In the time since we’ve transitioned to remote learning to address the challenges of the COVID-19 pandemic, we’d like to share updates about the resilience and resourcefulness our college community has shown. Even in difficult times, there’s never been an opportunity to be more proud of the team that is the College of Business.
// Our Students
Our students are impacted in many ways by COVID-19. Since March, 258 students have reported that they’ve lost their jobs, and additionally, many family or support members also were impacted by job loss.
Even before the pandemic, a generous alumnus helped us establish the College of Business Student Emergency Fund, a resource for students facing a new, immediate and overwhelming challenge that threatened their studies.
Thanks to our emergency scholarship fund, we were able to supply nearly $200,000 in total emergency scholarships. Students can reach out to our college advising specialists from the Center for Advancing Financial Education, and we’ll get them connected to the most relevant resources for their situation.
Our alumni community proved to be here for us, immediately showing support with donations ranging from a few hundred to several thousand dollars.
// Our Future Students
With regard to our future students, undergraduate recruiting and marketing are pivoting to address the challenges and uncertainty confronting our newest pool of applicants. Traditional campus visits have shifted online to virtual tours, combined with online information sessions hosted by our recruiting team. In an effort to stay connected to our future students, direct mailings have increased with students receiving additional information about the College of Business directly to their mailbox. And to give students more time to make decisions, OSU shifted the deposit deadline to June 1.
Our graduate programs also have extended deadlines, shifting the application deadline to June 30 for fall enrollment. We’ll promote our application fee waiver campaign in June as we focus on yield. We’ve increased our prospective student outreach with more regular info sessions and virtual application workshops, shifting our marketing efforts to broaden the target audience. We’re restructuring the spring class visits to now give prospects/applicants access to some key course material online and invite them to connect with student ambassadors who are enrolled in those classes.
// Online Updates
The Career Success Center, interested in creating opportunities for our Ecampus students, began planning for the purposeful shift to a virtual career fair last fall. They procured the software, Virtual Career Fair, to manage the spring term two-day event. We’ve had more than 80 employers register and 1,800 students sign up to participate.
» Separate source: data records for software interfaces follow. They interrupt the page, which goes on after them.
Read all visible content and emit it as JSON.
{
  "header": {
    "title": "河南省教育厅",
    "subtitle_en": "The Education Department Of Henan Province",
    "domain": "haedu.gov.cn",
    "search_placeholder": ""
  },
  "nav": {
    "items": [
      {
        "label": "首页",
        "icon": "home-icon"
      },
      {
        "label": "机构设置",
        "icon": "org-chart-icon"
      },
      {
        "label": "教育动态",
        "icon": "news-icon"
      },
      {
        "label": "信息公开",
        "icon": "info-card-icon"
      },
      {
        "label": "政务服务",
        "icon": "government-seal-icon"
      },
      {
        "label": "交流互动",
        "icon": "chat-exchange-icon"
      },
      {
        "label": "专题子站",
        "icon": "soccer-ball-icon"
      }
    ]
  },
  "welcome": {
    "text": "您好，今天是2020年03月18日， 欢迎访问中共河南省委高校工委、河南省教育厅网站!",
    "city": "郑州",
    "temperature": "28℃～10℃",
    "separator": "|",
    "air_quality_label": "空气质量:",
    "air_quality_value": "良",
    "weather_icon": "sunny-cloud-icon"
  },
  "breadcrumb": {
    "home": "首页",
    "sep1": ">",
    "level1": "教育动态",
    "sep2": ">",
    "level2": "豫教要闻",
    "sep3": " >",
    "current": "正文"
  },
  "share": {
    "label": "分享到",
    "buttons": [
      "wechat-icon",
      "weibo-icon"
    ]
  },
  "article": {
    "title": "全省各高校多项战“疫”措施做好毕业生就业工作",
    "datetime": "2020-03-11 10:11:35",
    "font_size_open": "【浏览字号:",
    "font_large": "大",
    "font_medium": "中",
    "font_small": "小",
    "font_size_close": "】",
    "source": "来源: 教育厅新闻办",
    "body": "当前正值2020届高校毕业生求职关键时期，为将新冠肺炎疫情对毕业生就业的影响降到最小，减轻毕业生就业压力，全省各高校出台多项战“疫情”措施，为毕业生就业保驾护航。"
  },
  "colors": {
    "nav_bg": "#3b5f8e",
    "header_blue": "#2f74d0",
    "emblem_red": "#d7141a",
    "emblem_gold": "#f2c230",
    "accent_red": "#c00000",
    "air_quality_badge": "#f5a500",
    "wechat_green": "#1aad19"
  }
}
These are the forward-thinking actions that make us leaders in our regional business network and well beyond.
Similarly, we’ve maintained engagement between students and our alumni, moving various meet-ups and seminars that took place in Austin Hall every term of the year to the online space. The first round of virtual meet-ups occurred mid-April. Each day brought in more than 20 of our alumni and industry friends to connect and encourage our students about how they are doing and what comes next. We’re grateful for this alumni support and for the hard work of the external engagement team that continues this essential networking for our students.
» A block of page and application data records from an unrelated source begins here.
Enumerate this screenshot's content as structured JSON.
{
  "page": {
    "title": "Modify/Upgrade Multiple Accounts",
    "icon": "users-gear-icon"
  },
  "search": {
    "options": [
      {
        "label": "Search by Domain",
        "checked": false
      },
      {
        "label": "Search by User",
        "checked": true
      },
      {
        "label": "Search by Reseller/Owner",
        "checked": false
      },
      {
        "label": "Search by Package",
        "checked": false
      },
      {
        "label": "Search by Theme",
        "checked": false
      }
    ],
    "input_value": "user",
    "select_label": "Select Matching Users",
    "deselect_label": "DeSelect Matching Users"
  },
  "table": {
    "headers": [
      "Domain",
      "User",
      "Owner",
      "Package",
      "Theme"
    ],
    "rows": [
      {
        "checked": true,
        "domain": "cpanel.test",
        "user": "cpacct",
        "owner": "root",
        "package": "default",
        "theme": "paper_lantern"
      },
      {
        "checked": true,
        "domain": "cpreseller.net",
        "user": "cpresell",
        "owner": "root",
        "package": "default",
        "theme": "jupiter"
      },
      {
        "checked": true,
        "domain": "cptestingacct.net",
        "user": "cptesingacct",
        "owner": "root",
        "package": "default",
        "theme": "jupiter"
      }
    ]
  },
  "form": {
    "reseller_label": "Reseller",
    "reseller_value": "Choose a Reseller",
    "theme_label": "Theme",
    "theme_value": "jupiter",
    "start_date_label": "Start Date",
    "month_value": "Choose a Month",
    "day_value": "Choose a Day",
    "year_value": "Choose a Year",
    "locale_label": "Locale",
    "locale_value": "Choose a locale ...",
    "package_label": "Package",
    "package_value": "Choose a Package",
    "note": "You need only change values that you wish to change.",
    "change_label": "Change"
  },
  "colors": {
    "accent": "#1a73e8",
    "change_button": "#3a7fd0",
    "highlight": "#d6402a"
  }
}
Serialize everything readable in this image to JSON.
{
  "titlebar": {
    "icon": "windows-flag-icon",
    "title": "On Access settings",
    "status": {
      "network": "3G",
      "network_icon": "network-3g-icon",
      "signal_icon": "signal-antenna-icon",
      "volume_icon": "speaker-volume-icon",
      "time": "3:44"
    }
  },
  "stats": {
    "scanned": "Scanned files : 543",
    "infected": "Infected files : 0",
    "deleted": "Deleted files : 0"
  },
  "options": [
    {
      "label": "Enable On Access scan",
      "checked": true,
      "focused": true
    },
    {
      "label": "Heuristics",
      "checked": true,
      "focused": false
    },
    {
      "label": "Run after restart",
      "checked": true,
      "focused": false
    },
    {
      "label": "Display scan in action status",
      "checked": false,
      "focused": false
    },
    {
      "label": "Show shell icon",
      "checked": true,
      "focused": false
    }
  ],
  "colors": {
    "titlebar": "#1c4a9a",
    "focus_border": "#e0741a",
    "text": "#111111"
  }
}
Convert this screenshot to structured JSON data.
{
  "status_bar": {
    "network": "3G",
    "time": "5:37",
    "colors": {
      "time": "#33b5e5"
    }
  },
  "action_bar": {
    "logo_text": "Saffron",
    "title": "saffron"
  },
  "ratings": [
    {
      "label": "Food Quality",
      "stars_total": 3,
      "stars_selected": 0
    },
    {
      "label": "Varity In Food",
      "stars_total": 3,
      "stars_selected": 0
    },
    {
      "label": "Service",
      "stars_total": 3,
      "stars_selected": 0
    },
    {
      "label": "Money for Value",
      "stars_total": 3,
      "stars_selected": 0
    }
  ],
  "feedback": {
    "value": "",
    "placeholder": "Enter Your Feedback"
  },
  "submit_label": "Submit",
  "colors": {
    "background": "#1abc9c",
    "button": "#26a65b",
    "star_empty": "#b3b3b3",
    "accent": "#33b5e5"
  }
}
// Social Updates
Continuing and Professional Education launched a series of webinars, designed to offer thought leadership and business continuity planning and advice to the community relative to the COVID pandemic. Primarily we’ve looked to provide good relevant content to support business, and created seven webinars to engage the community. Please have a look at our CPE offerings scheduled through the end of May, and share these events along your social channels to support this initiative when you see them advertised on our social networks.
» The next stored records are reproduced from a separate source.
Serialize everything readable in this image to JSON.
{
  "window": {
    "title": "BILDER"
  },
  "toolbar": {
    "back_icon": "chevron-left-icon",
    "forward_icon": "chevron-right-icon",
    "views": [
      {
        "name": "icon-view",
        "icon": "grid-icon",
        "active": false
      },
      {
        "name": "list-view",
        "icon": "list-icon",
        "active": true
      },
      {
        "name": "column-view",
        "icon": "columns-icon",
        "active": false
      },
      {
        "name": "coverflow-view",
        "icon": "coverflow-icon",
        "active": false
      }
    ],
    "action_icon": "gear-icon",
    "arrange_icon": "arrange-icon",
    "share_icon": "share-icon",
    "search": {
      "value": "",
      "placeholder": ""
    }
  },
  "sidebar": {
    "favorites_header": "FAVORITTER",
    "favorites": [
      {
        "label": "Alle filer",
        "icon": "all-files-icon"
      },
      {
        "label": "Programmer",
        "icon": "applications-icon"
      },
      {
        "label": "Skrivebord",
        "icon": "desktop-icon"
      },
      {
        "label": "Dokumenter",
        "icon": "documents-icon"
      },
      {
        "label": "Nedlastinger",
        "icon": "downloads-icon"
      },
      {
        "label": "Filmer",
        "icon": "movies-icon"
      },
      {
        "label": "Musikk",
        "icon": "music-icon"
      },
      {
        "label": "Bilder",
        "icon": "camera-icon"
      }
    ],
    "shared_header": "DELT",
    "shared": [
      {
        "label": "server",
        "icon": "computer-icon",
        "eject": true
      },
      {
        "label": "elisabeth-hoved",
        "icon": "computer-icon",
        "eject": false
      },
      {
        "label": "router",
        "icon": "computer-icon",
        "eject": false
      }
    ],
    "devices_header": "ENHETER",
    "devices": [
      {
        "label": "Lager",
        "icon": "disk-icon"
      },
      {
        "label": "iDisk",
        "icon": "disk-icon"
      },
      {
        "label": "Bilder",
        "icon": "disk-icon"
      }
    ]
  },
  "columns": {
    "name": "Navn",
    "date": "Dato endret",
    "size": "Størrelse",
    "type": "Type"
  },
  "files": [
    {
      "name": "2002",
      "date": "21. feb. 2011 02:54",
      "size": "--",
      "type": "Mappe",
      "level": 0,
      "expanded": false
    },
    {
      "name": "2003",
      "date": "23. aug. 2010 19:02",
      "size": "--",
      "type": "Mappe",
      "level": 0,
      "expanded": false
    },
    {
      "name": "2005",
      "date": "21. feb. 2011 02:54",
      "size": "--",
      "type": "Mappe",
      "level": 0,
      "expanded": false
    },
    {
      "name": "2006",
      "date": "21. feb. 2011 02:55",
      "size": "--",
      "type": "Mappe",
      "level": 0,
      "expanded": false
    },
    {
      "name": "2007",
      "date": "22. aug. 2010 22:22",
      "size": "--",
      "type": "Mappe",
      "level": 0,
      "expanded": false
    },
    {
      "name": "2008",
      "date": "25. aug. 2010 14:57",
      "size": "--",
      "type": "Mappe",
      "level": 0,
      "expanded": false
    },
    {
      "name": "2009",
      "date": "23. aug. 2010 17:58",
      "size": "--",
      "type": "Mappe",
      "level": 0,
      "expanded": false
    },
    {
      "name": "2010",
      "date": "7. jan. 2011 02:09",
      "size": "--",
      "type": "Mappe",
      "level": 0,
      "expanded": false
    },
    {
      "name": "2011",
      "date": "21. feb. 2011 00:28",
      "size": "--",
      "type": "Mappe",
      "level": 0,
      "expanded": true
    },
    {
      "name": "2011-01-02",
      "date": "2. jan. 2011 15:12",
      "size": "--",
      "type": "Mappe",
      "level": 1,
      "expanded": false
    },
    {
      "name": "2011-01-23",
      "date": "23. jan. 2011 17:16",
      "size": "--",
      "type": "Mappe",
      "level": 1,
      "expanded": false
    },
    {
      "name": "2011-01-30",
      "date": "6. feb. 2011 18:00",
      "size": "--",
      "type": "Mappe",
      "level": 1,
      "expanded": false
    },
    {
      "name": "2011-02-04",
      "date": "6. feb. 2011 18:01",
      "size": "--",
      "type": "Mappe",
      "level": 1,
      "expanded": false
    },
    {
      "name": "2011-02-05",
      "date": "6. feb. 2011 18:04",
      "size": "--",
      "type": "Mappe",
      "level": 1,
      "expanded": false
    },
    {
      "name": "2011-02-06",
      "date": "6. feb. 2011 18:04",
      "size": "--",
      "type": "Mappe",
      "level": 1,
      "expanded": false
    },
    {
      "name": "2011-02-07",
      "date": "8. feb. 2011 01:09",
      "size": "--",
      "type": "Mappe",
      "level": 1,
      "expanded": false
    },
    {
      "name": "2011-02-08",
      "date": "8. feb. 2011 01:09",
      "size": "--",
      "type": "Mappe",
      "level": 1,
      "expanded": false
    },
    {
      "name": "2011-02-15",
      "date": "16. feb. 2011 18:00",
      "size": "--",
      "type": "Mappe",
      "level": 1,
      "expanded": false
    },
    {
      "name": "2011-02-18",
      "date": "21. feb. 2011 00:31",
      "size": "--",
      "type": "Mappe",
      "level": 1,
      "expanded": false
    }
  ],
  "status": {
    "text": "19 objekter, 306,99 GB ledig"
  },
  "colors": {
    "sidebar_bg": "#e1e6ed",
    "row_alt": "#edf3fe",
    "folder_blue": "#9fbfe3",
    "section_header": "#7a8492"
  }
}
// Our Community
This is our beaver pride in action and our willingness, our resourcefulness and our innovation at work on solutions and so many other ways to help.
Professor Wu’s Supply Chain and Logistics Management Advisory Council is leading efforts to route donations of critical personal protective equipment from businesses throughout Oregon and Washington to organizations that work directly with healthcare providers. The initiative is managing supply and need for isopropyl alcohol, surgical masks, N95 medical masks, gowns and aprons, disinfecting wipes and other products for deliveries to our front line workers.
A coordinated effort with Marianne Dickson and her students in apparel design utilized safe, sanitized working stations in Milam’s apparel lab for three students to sew protective face coverings for essential workers on OSU campuses. Nine other students are working in their off-campus locations. The 1,000 face covering initiative, driven by our colleagues from across OSU, now looks to network with OSU Extension as the call for protective face covering usage in public expands.
And Chad Murphy, assistant professor of management, has leveraged his (not-so) secret life as the creative-mind behind Lord Birthday to raise funds among his 250,000 Instagram followers to make payments for people in need — groceries, a phone bill, a prescription, part of the rent.
And as a reminder, there has never been a more opportune moment to support the College of Business’ social networks. As all eyes are turning to the digital spaces to conduct business and maintain connections, we need to be sure to share the news of our successes and these innovative opportunities we continue to offer. Please join and follow these channels.Thank you, all and again, for the great work and the beaver pride and everything you do on behalf of the College of Business.